• [WHAT THE TASK REQUIRES]
Copy the records below exactly, omitting any pictures they contain.

** Opening DATA block **

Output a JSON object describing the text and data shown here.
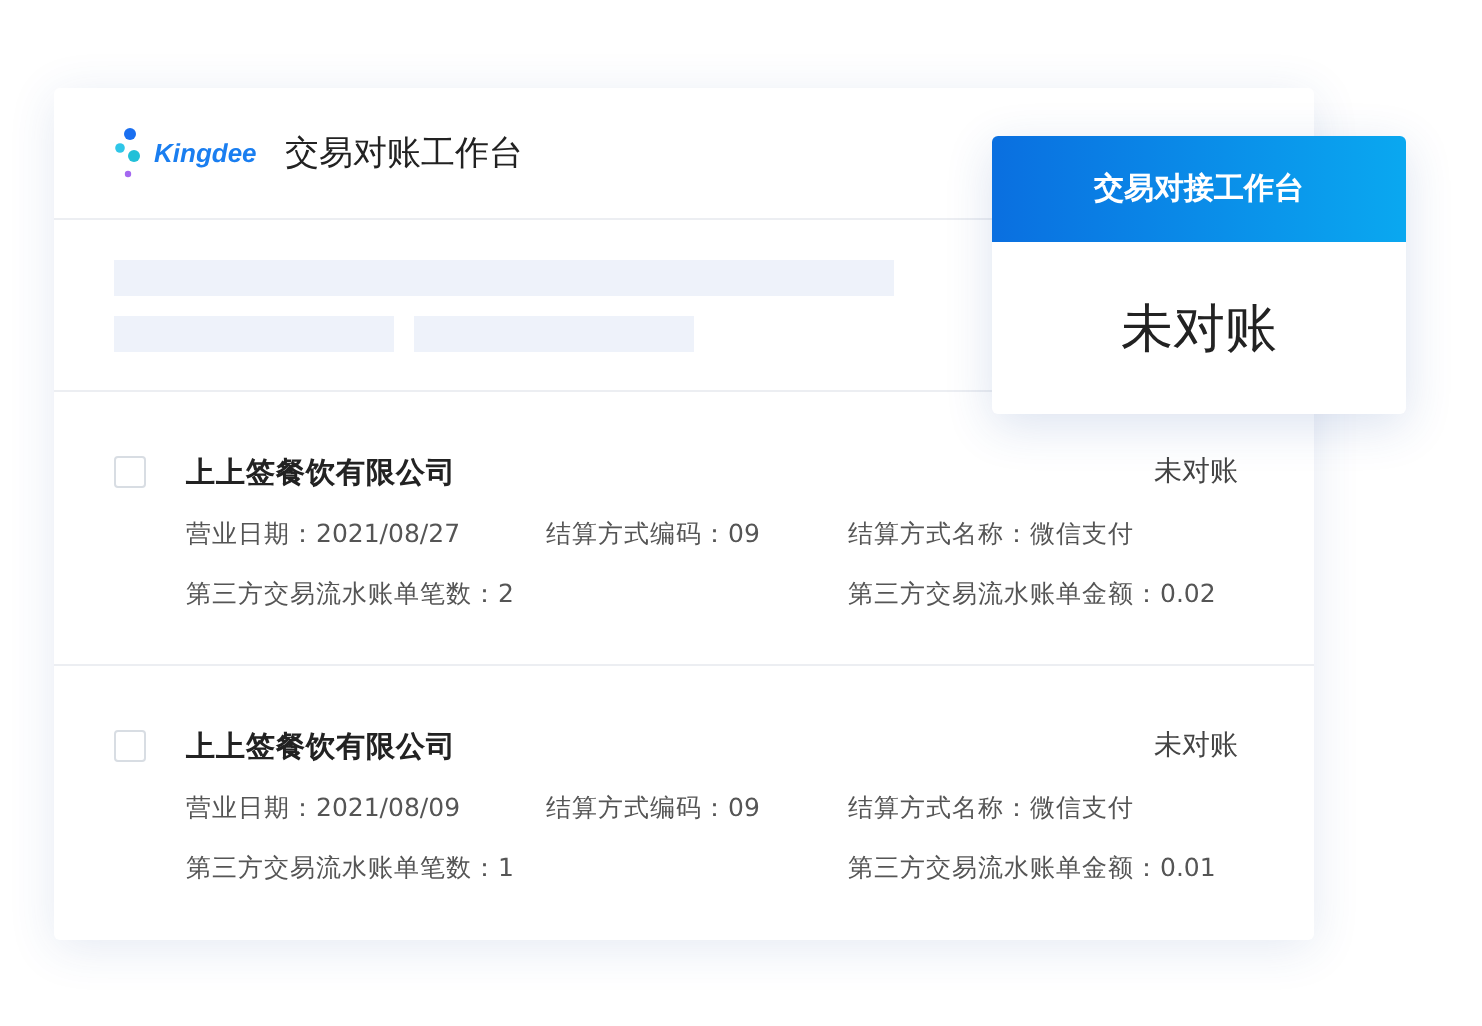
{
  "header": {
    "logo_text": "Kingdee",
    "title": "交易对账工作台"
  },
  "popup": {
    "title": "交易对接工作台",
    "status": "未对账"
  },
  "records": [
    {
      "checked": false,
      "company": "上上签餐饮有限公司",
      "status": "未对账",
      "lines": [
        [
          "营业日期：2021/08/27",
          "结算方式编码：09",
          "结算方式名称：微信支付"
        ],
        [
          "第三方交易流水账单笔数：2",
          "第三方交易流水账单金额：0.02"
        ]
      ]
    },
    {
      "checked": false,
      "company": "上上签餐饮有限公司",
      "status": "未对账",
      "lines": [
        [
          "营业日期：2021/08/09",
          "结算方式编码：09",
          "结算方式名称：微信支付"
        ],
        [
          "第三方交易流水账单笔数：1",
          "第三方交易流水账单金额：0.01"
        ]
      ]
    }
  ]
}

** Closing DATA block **

• [ANSWER SECTION]
Output a JSON object describing the text and data shown here.
{
  "header": {
    "logo_text": "Kingdee",
    "title": "交易对账工作台"
  },
  "popup": {
    "title": "交易对接工作台",
    "status": "未对账"
  },
  "records": [
    {
      "checked": false,
      "company": "上上签餐饮有限公司",
      "status": "未对账",
      "lines": [
        [
          "营业日期：2021/08/27",
          "结算方式编码：09",
          "结算方式名称：微信支付"
        ],
        [
          "第三方交易流水账单笔数：2",
          "第三方交易流水账单金额：0.02"
        ]
      ]
    },
    {
      "checked": false,
      "company": "上上签餐饮有限公司",
      "status": "未对账",
      "lines": [
        [
          "营业日期：2021/08/09",
          "结算方式编码：09",
          "结算方式名称：微信支付"
        ],
        [
          "第三方交易流水账单笔数：1",
          "第三方交易流水账单金额：0.01"
        ]
      ]
    }
  ]
}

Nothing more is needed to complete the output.